"We know that the genetic components of lupus are pretty complicated, and there is not much that we can do about them right now," Reeves says. "The environmental components, however, are something that we might be able to change."
It is not clear how many Americans have lupus. Estimates ranged from 240,000 to 4 million, but the Lupus Foundation of America puts the figure at 1.4 million. Women are nine times more likely to develop lupus than men. Autoimmune disease expert Charles Helmick, MD, of the CDC says a national registry is needed to get a better handle on just who has lupus and whether more people are getting it than in the past.
In a study published last May, Helmick and colleagues reported that women are five times more likely to die of lupus than men, and that the number of African American women who die from the disease has increased by 70% over the last two decades.
But Helmick tells WebMD that it is unclear whether more women are actually dying or whether the increase is due to better diagnosis.

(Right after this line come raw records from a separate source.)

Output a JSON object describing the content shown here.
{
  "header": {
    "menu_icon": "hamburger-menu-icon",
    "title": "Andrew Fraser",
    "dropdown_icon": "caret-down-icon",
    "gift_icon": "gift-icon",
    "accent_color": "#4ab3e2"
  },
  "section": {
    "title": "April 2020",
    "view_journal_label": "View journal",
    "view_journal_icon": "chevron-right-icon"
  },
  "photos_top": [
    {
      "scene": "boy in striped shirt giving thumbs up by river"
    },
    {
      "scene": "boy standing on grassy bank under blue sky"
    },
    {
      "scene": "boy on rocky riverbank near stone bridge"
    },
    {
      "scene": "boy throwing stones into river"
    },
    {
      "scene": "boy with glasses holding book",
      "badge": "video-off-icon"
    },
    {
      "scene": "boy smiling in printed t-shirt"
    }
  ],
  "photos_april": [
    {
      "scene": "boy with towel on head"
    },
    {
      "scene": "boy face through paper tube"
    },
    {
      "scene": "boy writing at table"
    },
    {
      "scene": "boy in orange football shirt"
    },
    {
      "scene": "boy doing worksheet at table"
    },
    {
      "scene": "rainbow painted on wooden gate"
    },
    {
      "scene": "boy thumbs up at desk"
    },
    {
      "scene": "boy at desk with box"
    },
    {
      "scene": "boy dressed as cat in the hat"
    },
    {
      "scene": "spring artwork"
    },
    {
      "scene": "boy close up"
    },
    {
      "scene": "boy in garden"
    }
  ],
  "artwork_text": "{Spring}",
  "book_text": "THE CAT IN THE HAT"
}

"We need to develop a better understanding about just how many people have lupus so that we will know what these figures mean," he says. "A population registry would help us figure out what is going on throughout the United States."